Club Super Marathon Italia
Mercato Saraceno. Many people ask
themselves whether Saracens actually passed through the town. The name clearly comes
from "market", as during the XII century, before Internet and E-bay
were invented, people used to meet in specific places in order to sell and/or
Anyway, for what concerns "Saraceno", the first certain news date
back to a document written in 1223 in which a place named “Forum Saraceni”
is mentioned. "Forum
Saraceni" was so called because of its belonging to a certain Saraceno,
son of Alberico degli Onesti, an ancient local squire.
Therefore, there are no muslim influences involved. If you have enough time, you
should have a walk through piazza Mazzini, in the historic centre: quite small
but really graceful and with a lot of bars in which you can have a coffee, it
represents the main square of the town.
Descending towards Cesena, then, you will pass through some little villages situated along the old road
that leaded to Rome, before E45 was built. The route is really pleasant: it
offers a great view over the hills and presents some slight latches and a wavy
Entering Cesena, the first thing you will notice is the Rocca
Malatestiana, placed over the Garampo Hill. The construction of the
fortress began in1380 and finished in 1477 (under the pope dominion).
The place in which the castle rises was the area over which the original
Cesena's residential zone was settled before the Roman colony was established
and where Romans, once defeated Celtic and Etruscal populations, built their
remains of the Roman and pre-Roman Cesena since, in February 1377, the future
pope Clemente VII, in order to punish the town for having supported the
Republic of Florence, sent there his "Breton" troops. Narrators of that
time report 4.000 dead people and the same amount of deported ones among the
civilian population; the town was completely destroyed.
I would not like to dwell too much but I point out that the Malatestiana Library certainly represented, for the
city, a sign of rebirth. Built around 1450 by Malatesta Novello, it has
remained intact, exactly as it was at the moment of its construction. It is,
actually, like a time machine, as crossing its doorstep means going back to
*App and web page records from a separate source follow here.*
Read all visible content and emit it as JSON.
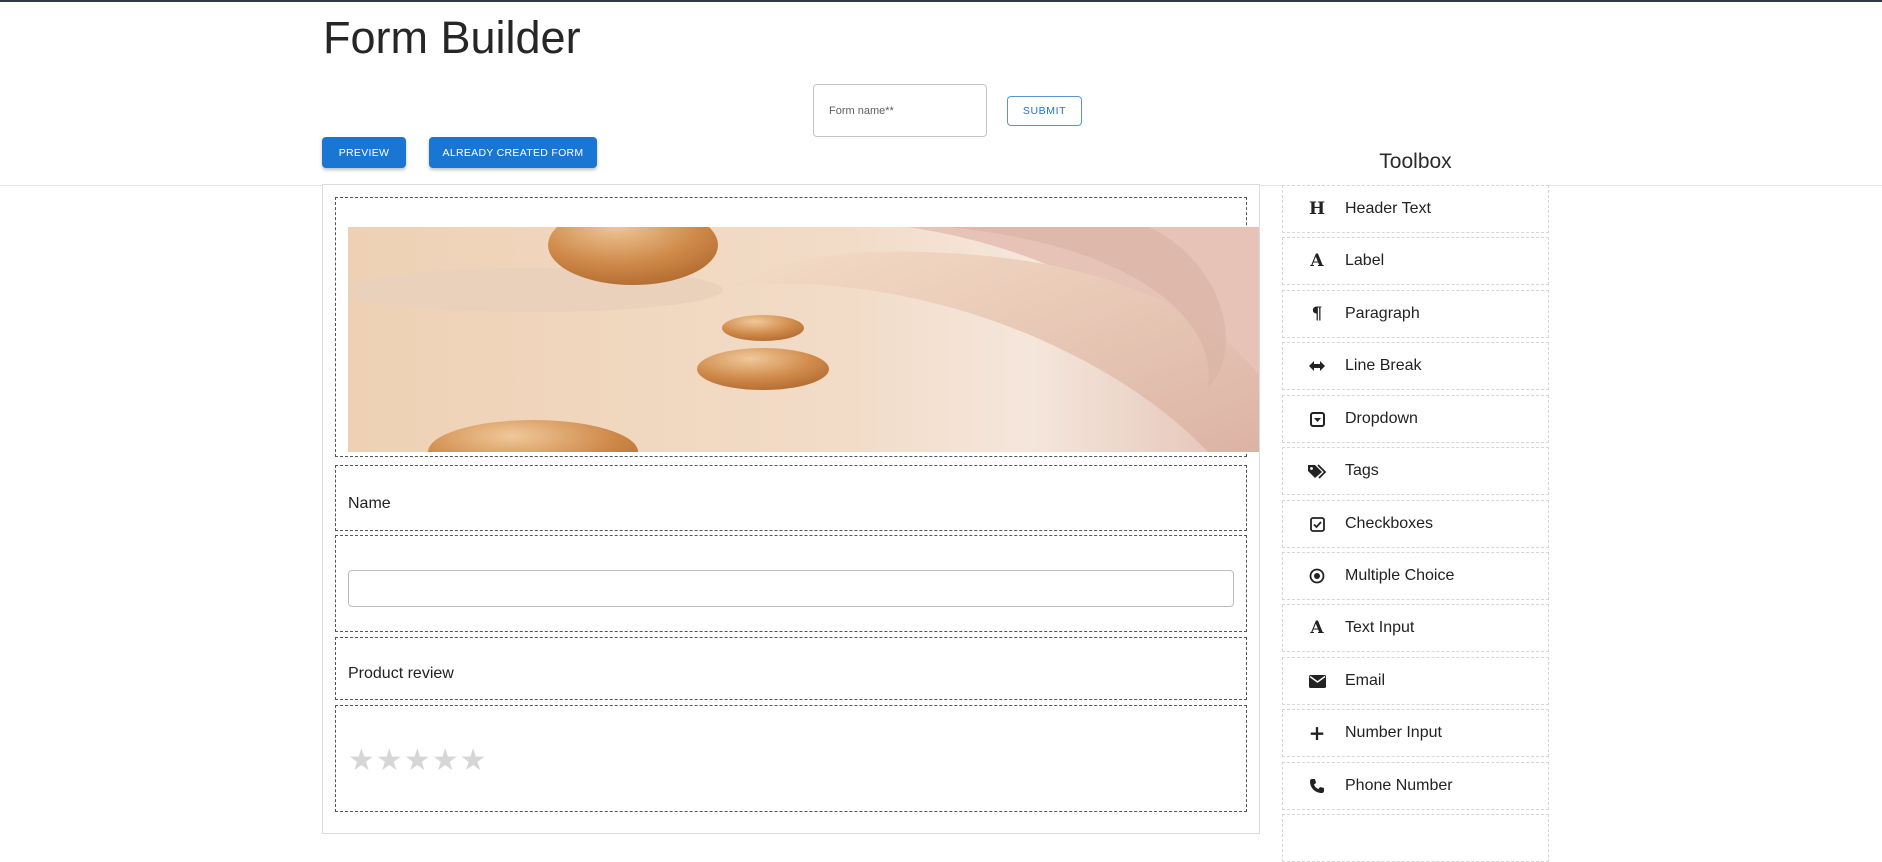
{
  "app": {
    "title": "Form Builder"
  },
  "form": {
    "name_placeholder": "Form name**",
    "name_value": ""
  },
  "buttons": {
    "submit": "SUBMIT",
    "preview": "PREVIEW",
    "already_created": "ALREADY CREATED FORM"
  },
  "canvas": {
    "name_label": "Name",
    "product_review_label": "Product review",
    "rating": {
      "value": 0,
      "max": 5
    }
  },
  "toolbox": {
    "title": "Toolbox",
    "items": [
      {
        "label": "Header Text",
        "icon": "header-icon"
      },
      {
        "label": "Label",
        "icon": "font-icon"
      },
      {
        "label": "Paragraph",
        "icon": "paragraph-icon"
      },
      {
        "label": "Line Break",
        "icon": "arrows-horizontal-icon"
      },
      {
        "label": "Dropdown",
        "icon": "dropdown-icon"
      },
      {
        "label": "Tags",
        "icon": "tags-icon"
      },
      {
        "label": "Checkboxes",
        "icon": "checkbox-icon"
      },
      {
        "label": "Multiple Choice",
        "icon": "radio-icon"
      },
      {
        "label": "Text Input",
        "icon": "font-icon"
      },
      {
        "label": "Email",
        "icon": "envelope-icon"
      },
      {
        "label": "Number Input",
        "icon": "plus-icon"
      },
      {
        "label": "Phone Number",
        "icon": "phone-icon"
      }
    ]
  },
  "colors": {
    "primary": "#1976d2",
    "top_bar": "#2f3a45"
  }
}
over 500 years ago. The marathon does not pass in front of the Malastiana
Library and, anyway, it would not be possible to enter it but, if you have a
little bit of time, you should go and see it. The 5-euro entrance fee is
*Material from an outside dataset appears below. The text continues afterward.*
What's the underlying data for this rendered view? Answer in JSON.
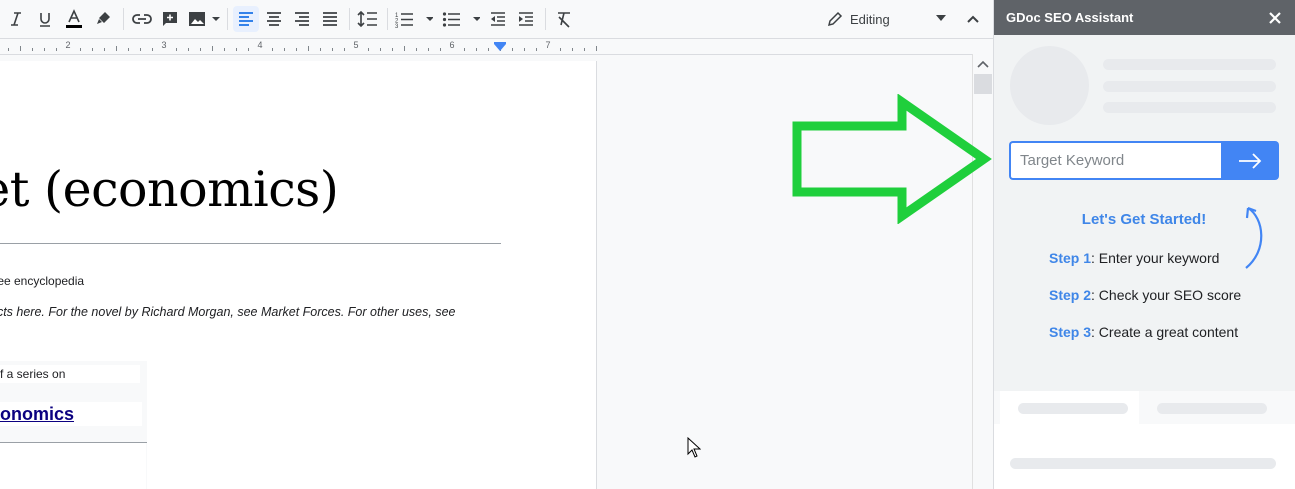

absolutely worthwhile; moreover, on the inside, you can see the elephant
symbol, emblem of the Malatesta family and one of the icons of Cesena itself.
Getting back to our itinerary, when crossing the main Cesena's square, piazza
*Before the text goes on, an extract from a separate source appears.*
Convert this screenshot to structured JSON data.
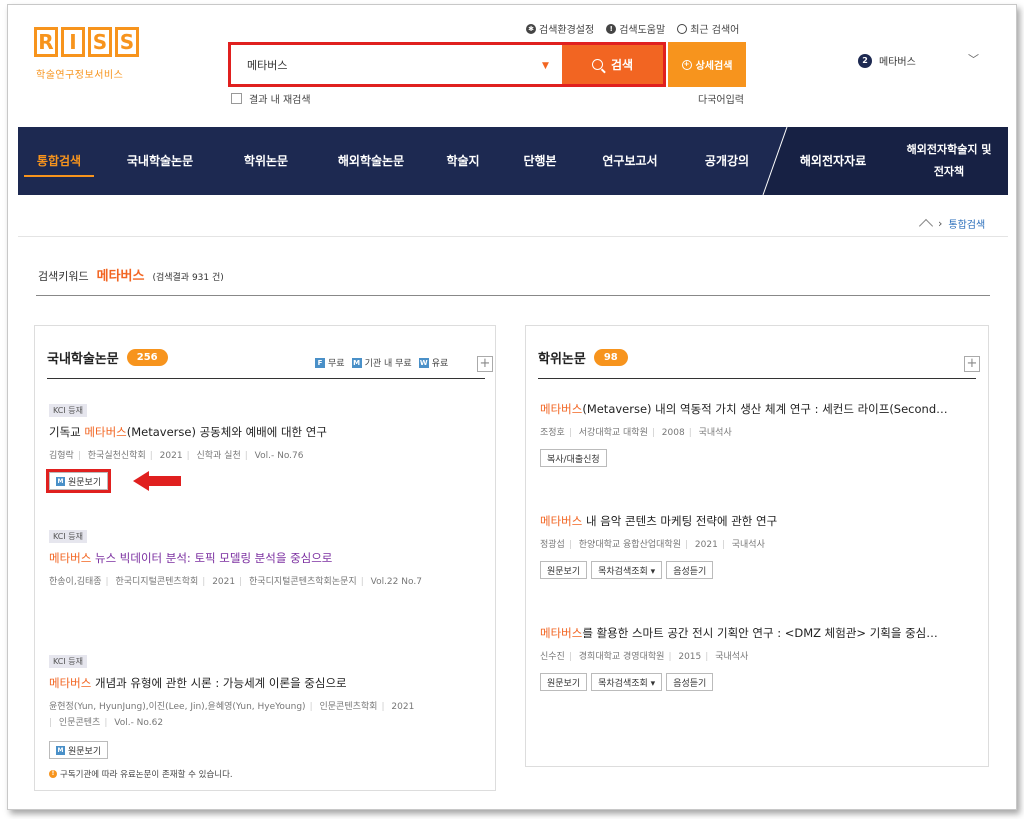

del Popolo, in front of the Albornoz palace, don't forget to have a look at
the Masini fountain, whose water jets have been flowing since 1591.
Once out of
Cesena, we will run along a stream called Pisciatello. The name helps us
figuring the amount of water that, nowadays, flows in it and yet, it represents
a possible path of the Rubicon.
Since always, the exact Cesena's passage point, associated with the famous
expression "Alea Iacta Est" dividing academics, is discussed. The most accredited options are: the
Rubicon (crossing Savignano and once called Fiumicino), the Uso (passing
through Santarcangelo) and the Pisciatello (Urgon, in dialect).
Mussolini, as a true Duce, established that the Fiumicino was "the
Rubicon", but a lot of historicians disagree with that.
Just recently, a public event in the form of a trial with some academics has
occured, in order to determine which one is "the real Rubicon". The
jury decided that the Pisciatello is "the true Rubicon", that is to
say that we will run beside the river
where, on 10th Jenuary 1949, Julius Caesar started his war against the
Skirting the torrent, we
will reach Cesenatico. This place too was already
peopled before the Roman invasion; anyway, Romans permanently took up residence
there. Thus, the town is deeply attached to its harbour, but it will not be
possible to see it during the marathon as, since 1314, prosperity periods and
difficulties ones define its alternating fate.
A really interesting peculiarity is represented by the fact that the present
harbour still traces the lines drawed in 1502 by Leonardo da Vinci, upon Cesare
Borgia request, in order to improve the pre-existing landing.
Good marathon everybody!
(Luciano Bigi - Club Super Marathon Italia)